This is one of the final films in which Castle attempted one of his signature promotional efforts, in this case distributing fake plastic phones to the audience. For whatever reason the phone companies had a problem with the idea and threatened to sue if Castle went through with this. Another plan was for something called a "fright row", where viewers were strapped into their seats for the duration of the film, although this idea was soon abandoned as well. The film is about a couple of teenage girls who amuse themselves by prank calling random strangers and whispering “I saw what you did, I know who you are,” and then hanging up in a fit of giggles. As luck would have it, one night they run afoul of an actual psychotic killer, mere minutes after he’s quite brutally dispatched his loving wife in a violent stabbing which manages to pay homage to Psycho while at the same time doing something fairly fresh and original. I won’t actually give away how the scene plays out, because if you ever get a chance to see this movie the opening frames will give you quite a jump. Joan Crawford gives another solid performance although it seems her whole purpose in the film seems to simply be Joan Crawford.
(1966 – 1967) Over the next two years, William Castle completed a triptych of the most bizarre comedic offerings this side of Robert Rankin.
Let’s Kill Uncle (1966) is about a couple of annoying orphans, their scheming homicidal uncle, and a bunch of sharks.
The Spirit Is Willing (1967) is a haunted house comedy based on Nathaniel Benchley’s not-funny-at-all-and-actually-kinda-scary novel The Visitors.
The Busy Body (1967) is a… Well it’s got gangsters and a mix-up involving a dead body and some other stuff. Richard Pryor’s in it, so there’s that, but it’s just an odd film overall.
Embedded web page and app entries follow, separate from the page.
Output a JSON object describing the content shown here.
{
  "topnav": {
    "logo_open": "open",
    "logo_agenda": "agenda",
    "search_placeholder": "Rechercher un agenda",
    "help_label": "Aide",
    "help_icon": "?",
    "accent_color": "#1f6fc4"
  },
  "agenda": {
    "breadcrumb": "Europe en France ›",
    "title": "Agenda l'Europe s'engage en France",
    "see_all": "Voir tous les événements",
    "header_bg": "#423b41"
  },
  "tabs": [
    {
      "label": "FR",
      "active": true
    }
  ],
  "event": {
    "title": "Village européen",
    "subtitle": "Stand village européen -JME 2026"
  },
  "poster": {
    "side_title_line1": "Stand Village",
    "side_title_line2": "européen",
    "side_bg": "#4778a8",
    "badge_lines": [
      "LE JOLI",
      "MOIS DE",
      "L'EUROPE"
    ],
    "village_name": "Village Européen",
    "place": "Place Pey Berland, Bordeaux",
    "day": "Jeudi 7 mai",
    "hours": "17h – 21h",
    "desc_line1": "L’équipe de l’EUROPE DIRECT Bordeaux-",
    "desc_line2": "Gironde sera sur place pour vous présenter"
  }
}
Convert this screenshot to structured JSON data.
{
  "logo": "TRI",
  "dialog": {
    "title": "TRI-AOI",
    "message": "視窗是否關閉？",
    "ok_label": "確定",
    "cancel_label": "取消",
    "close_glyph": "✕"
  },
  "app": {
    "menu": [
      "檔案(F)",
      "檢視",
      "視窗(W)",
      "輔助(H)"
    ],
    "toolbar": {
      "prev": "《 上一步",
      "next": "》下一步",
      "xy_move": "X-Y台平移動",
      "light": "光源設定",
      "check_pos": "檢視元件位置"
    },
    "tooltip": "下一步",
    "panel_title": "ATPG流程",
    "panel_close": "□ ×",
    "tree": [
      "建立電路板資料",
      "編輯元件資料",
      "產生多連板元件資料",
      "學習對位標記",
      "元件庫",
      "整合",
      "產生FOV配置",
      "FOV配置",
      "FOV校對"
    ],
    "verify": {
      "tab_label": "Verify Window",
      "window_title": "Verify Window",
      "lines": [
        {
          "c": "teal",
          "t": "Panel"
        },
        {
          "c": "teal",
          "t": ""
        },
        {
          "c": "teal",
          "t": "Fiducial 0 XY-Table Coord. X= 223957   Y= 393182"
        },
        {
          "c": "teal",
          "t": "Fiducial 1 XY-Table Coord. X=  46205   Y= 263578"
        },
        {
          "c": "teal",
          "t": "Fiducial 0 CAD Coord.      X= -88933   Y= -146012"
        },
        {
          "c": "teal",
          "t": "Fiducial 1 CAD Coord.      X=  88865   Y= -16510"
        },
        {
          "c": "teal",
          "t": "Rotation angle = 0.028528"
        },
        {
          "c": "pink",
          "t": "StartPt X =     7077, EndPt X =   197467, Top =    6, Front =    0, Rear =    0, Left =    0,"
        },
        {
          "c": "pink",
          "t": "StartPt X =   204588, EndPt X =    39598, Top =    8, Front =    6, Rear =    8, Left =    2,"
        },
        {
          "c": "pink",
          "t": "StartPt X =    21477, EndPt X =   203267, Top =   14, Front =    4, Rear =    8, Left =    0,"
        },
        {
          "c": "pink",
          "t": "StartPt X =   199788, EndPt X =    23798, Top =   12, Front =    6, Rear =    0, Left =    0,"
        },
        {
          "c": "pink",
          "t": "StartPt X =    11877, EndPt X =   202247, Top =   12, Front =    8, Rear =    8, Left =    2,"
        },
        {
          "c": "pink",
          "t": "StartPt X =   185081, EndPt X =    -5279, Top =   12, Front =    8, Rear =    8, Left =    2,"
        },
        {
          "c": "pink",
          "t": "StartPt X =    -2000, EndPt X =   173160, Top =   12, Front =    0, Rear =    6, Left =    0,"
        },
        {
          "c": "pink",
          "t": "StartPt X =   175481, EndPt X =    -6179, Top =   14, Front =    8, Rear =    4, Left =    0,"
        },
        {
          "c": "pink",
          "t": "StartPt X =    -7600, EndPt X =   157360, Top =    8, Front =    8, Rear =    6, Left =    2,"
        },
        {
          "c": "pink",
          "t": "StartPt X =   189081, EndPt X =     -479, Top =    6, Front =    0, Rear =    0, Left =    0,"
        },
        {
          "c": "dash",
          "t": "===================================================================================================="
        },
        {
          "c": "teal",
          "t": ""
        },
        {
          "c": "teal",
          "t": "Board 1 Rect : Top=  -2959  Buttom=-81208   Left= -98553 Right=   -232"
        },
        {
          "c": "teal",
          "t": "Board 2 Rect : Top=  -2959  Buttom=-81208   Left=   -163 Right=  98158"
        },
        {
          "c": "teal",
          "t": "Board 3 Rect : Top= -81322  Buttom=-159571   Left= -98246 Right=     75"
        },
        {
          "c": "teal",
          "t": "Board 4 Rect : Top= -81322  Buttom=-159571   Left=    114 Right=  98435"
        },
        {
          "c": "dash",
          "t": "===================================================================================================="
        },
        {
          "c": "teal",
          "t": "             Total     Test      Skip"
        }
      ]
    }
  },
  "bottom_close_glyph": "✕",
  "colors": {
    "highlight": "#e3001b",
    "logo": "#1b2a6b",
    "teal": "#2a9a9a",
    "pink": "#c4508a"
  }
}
But while Castle worked on these films, he was sitting on a powder keg, and he knew it. That powder keg was the rights to a novel by an up and coming writer by the name of Ira Levin; a script that would go on to be one of the most influential horror movies ever made, and the subject of the third and final entry on William Castle…